It is becoming increasingly evident that many teleost fish use hormones and their metabolites as sex pheromones. Although hormonal pheromone systems of several species of fish have now been characterized, that of the goldfish is the best understood. Reproductively–active female goldfish sequentially release derivatives of three steroidal hormones and two prostaglandins which have specific and potent actions on the goldfish olfactory sense and subsequently conspecific reproductive behaviour and physiology. Three goldfish hormonal pheromones are unmodified sex hormones which are also found in the blood of many other species offish and are therefore unlikely to be species–specific. This scenario evokes two related questions. First, how did these systems evolve? Second, do hormonal pheromones represent specialized signals used for communication or rather simple metabolites which fish have evolved the ability to detect because of their intrinsic meaning (‘spying’)? Here we review hormonal pheromone function in fish and then describe a study of the goldfish which tests whether hormonal pheromones are specialized communicatory signals by comparing the profile of steroids released by goldfish with their olfactory responsiveness to these compounds. Little correlation between signal production and detection was found and we conclude that the goldfish hormonal pheromone system most likely exemplifies spying.

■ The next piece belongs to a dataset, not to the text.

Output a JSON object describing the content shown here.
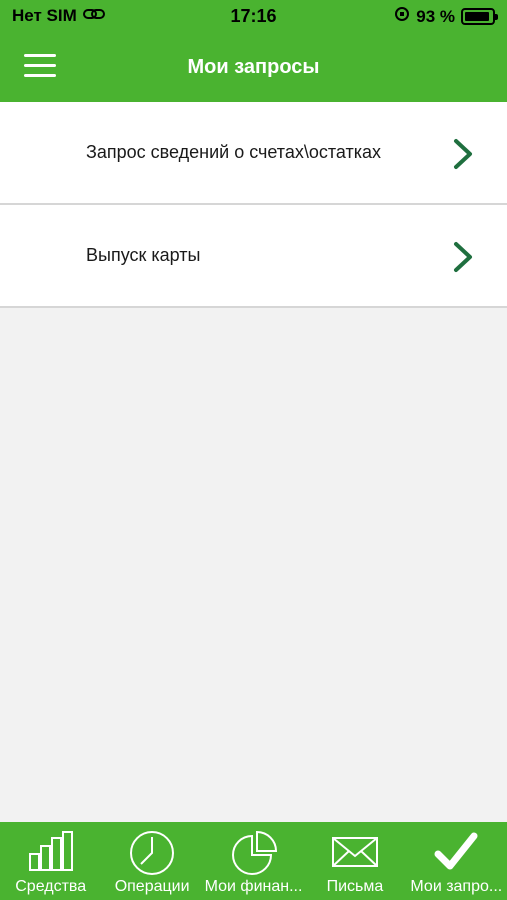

|Original language||English (US)|
|Number of pages||15|
|Journal||Acta Physiologica Scandinavica|
|State||Published - Oct 1994|